Beyoncé Portrait by Tyler Mitchell Finds a Home in Smithsonian National Portrait Gallery's Permanent Collection

Beyoncé will be forever immortalized in the Smithsonian's National Portrait Gallery. The award-winning singer's iconic American Vogue portrait will soon become a part of the museum's permanent collection, according to Tyler Mitchell, the young black photographer who captured the stunning image of Beyoncé for Vogue's September 2018 issue.

Tyler Mitchell's Portrait of Beyoncé to be Place in Smithsonian Gallery
Beyonce Knowles performs on stage during the "On the Run II" tour opener at Principality Stadium on June 6, 2018, in Cardiff, Wales. Kevin Mazur/Getty Images

Mitchell announced the grand honor in a message on Twitter on Tuesday. "A year ago today we broke the floodgates open. Now I'm glad to share this picture is being acquired into the Smithsonian National Portrait Gallery's permanent collection," he wrote alongside the photo.

Hand-picked by Beyoncé herself, Mitchell became the first black photographer to ever shoot for the magazine in its 126-year history. He was only 23 years old at the time when he photographed the Vogue cover and a full spread, including the Smithsonian's newest collectible of Beyoncé dripping in gold.

The singer and actor donned a Valentino dress and crown-like Philip Treacy hat in the portrait.

The national museum shared in Mitchell's excitement over the acquisition, writing on Twitter, "We're just so crazy in love with her that we had to do it!"

Dr. Leslie Ureña, the museum's Associate Curator of Photographs, also noted in a statement the organization was "delighted to acquire this magnificent portrait of Beyoncé."
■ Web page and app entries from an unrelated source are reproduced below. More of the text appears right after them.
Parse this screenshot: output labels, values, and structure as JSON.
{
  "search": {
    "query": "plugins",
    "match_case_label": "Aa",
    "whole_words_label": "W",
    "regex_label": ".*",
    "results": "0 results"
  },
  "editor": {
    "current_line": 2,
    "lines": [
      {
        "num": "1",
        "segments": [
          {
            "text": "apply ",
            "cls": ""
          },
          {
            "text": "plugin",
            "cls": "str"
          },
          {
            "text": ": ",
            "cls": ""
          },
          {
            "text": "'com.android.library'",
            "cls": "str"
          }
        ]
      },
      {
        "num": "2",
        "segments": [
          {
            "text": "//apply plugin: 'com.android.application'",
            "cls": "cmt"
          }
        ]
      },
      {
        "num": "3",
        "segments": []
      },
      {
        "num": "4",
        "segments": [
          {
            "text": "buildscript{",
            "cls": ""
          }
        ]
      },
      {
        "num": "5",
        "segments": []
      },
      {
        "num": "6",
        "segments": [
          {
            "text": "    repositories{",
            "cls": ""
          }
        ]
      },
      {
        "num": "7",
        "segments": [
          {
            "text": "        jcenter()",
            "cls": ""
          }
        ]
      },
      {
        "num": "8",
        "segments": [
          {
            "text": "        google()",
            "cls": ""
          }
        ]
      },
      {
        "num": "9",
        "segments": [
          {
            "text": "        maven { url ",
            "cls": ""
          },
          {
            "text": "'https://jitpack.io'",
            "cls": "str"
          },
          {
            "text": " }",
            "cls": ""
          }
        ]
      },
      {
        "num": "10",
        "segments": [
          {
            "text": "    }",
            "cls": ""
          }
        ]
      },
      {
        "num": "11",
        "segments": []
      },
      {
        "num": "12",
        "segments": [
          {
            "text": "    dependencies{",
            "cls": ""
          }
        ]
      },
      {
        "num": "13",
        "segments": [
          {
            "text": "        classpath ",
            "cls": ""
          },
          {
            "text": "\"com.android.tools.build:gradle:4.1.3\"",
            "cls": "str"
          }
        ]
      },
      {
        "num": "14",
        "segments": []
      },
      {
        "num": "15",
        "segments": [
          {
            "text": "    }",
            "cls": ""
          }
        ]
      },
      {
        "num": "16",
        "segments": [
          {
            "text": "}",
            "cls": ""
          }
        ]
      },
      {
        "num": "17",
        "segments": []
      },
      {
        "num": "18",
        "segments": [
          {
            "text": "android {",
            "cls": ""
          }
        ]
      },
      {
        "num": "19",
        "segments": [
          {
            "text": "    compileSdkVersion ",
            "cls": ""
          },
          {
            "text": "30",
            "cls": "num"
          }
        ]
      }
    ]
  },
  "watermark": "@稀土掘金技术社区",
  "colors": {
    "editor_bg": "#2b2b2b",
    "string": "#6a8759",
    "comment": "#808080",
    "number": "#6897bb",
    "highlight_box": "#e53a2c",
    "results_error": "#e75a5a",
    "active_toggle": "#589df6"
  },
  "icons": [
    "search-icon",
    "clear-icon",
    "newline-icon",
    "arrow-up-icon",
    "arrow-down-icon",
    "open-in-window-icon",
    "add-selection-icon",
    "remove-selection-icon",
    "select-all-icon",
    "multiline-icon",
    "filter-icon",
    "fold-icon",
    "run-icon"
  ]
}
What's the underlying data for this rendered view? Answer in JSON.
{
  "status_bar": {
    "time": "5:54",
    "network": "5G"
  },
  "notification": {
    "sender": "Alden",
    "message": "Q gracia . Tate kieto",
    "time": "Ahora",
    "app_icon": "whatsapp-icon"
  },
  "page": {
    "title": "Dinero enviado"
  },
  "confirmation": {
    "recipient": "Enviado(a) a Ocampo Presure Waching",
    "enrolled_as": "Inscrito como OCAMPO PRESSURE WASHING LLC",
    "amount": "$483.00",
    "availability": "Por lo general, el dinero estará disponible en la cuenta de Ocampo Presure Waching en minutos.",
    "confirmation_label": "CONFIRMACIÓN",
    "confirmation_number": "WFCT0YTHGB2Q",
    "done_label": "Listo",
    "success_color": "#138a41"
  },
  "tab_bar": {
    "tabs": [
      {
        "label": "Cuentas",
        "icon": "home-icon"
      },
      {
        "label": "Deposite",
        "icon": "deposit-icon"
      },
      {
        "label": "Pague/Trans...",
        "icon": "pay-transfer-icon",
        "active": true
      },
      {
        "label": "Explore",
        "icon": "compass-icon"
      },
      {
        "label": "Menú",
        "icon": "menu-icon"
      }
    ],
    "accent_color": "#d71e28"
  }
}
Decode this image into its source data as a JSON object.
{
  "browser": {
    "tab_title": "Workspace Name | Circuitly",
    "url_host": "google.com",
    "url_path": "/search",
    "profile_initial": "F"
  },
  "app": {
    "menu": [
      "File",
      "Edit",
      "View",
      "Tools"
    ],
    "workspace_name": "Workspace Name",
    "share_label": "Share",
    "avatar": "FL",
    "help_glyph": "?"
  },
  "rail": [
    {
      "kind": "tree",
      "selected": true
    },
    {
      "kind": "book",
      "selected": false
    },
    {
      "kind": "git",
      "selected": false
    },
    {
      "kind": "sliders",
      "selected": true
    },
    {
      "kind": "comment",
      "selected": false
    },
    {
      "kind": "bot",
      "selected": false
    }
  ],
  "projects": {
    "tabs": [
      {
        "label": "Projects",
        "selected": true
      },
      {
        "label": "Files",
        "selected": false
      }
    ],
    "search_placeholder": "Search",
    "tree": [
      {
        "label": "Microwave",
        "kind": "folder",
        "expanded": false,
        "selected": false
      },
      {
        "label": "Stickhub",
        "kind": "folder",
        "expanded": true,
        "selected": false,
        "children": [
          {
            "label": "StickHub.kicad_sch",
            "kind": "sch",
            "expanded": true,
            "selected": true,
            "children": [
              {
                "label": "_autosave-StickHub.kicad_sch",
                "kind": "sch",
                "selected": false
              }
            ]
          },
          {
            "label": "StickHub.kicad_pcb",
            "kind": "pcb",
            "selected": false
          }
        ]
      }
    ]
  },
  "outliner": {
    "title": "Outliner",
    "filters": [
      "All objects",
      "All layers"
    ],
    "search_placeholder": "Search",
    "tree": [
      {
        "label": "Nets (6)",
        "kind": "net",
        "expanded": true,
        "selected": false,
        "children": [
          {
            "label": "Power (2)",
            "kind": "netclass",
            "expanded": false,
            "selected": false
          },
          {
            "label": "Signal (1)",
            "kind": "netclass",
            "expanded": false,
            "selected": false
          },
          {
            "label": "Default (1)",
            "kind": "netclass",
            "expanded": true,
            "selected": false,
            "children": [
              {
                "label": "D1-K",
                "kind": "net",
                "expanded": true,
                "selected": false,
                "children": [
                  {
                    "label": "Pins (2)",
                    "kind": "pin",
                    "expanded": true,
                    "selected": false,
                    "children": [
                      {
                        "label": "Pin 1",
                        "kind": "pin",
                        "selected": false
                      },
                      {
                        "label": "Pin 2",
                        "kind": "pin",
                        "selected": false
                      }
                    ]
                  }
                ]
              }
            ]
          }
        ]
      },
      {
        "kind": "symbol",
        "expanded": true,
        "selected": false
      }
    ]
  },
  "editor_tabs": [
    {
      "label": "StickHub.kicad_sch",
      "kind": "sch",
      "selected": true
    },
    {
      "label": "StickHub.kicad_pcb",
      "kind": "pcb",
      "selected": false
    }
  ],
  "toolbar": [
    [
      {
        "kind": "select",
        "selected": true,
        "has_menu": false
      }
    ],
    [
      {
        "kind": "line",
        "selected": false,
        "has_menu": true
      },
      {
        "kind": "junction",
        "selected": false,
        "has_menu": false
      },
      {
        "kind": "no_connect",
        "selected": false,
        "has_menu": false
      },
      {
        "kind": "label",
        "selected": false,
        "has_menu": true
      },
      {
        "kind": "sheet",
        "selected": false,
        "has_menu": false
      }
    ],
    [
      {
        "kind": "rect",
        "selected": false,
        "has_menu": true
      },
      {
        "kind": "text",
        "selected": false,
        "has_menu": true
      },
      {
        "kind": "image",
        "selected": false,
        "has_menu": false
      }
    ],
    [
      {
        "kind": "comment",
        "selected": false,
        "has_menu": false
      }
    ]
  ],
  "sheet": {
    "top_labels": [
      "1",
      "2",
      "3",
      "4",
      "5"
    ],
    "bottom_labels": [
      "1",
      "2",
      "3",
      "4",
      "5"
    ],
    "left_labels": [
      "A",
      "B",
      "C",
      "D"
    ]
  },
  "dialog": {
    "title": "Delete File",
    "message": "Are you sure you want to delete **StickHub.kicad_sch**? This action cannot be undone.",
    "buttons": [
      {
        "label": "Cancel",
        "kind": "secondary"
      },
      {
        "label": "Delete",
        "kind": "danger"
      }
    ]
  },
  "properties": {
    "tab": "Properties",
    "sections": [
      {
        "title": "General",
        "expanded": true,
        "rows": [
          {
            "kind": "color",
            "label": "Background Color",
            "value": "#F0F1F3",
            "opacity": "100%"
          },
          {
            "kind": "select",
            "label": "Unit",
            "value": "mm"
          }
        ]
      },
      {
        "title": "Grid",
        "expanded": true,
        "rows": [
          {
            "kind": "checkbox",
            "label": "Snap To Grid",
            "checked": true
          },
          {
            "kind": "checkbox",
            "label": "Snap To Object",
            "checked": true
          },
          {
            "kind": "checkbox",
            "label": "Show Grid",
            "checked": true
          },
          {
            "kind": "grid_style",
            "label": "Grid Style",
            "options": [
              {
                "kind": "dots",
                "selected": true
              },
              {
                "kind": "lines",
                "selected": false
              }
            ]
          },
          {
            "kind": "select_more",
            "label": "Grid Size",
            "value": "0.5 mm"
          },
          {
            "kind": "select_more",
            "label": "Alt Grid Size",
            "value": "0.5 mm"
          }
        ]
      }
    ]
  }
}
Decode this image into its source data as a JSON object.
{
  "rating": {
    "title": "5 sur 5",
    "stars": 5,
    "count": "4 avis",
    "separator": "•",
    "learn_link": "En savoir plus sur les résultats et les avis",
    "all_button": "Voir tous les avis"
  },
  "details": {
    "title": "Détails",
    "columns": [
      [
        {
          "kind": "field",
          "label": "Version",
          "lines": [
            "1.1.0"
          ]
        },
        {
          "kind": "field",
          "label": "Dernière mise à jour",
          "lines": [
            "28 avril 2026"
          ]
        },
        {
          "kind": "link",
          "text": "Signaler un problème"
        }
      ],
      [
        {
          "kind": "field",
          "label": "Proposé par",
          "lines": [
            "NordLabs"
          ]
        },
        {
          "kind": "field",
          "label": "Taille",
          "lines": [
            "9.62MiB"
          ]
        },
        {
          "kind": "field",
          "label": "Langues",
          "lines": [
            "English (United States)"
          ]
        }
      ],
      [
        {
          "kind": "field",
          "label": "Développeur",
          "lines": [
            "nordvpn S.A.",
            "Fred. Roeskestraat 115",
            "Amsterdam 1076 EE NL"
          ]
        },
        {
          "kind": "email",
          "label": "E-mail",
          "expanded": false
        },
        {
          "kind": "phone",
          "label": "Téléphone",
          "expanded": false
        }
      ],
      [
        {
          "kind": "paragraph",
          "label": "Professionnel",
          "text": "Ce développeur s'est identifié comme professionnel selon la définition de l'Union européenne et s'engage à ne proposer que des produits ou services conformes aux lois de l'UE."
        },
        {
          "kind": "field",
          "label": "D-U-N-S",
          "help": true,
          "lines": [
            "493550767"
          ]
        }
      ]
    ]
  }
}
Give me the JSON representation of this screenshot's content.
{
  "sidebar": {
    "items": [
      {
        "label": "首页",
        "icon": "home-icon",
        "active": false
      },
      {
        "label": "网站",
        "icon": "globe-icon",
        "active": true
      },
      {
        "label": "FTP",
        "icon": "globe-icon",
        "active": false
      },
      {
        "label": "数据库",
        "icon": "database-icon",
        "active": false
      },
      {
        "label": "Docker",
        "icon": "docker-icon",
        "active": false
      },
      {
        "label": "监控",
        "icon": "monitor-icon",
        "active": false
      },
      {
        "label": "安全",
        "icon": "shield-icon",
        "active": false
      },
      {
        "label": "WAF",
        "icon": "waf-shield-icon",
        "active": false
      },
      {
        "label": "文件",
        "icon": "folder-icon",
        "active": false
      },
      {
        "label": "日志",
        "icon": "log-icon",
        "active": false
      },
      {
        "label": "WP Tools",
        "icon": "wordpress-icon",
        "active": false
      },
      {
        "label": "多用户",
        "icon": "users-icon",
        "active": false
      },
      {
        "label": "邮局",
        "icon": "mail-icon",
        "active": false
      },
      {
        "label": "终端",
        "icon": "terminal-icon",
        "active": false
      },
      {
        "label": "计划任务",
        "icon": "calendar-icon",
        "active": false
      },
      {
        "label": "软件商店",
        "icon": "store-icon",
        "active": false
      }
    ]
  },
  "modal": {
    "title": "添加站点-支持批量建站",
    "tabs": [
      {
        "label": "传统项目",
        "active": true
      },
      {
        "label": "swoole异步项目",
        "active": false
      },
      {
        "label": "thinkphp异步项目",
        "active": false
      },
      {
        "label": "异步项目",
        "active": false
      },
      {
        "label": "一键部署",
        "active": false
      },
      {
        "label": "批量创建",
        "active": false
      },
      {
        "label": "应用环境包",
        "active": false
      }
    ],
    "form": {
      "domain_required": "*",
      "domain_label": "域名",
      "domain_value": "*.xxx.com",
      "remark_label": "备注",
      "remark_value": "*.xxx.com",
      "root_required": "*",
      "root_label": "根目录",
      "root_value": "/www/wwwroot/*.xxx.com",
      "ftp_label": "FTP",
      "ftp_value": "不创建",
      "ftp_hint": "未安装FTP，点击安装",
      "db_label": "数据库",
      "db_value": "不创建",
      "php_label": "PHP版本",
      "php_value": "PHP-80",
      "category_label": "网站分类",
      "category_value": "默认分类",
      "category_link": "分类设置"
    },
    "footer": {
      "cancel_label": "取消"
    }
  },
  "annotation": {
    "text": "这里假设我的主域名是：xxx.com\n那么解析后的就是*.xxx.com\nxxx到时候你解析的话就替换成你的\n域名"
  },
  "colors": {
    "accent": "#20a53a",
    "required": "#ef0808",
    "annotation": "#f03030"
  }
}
Beyoncé's September 2018 cover shoot marked a particularly historic moment for Vogue magazine in more ways than just hiring its first black photographer. The issue was also the first time editor-in-chief Anna Wintour has ever let someone other than herself take full editorial control over the cover and feature, a job Beyoncé reportedly took on for that particular issue of the magazine. She also notably didn't participate in an interview but rather wrote her own essays to go alongside the photos.

In her writings, Beyoncé noted the importance of using her superstar platform to open doors of opportunity for more creatives of color like Mitchell. "Until there is a mosaic of perspectives coming from different ethnicities behind the lens, we will continue to have a narrow approach and view of what the world actually looks like. That is why I wanted to work with this brilliant 23-year-old photographer Tyler Mitchell," she wrote.

"When I first started, 21 years ago, I was told that it was hard for me to get onto covers of magazines because black people did not sell," she continued. "Clearly that has been proven a myth. Not only is an African American on the cover of the most important month for Vogue, this is the first-ever Vogue cover shot by an African American photographer."

Beyoncé Portrait by Tyler Mitchell Finds a Home in Smithsonian National Portrait Gallery's Permanent Collection | Culture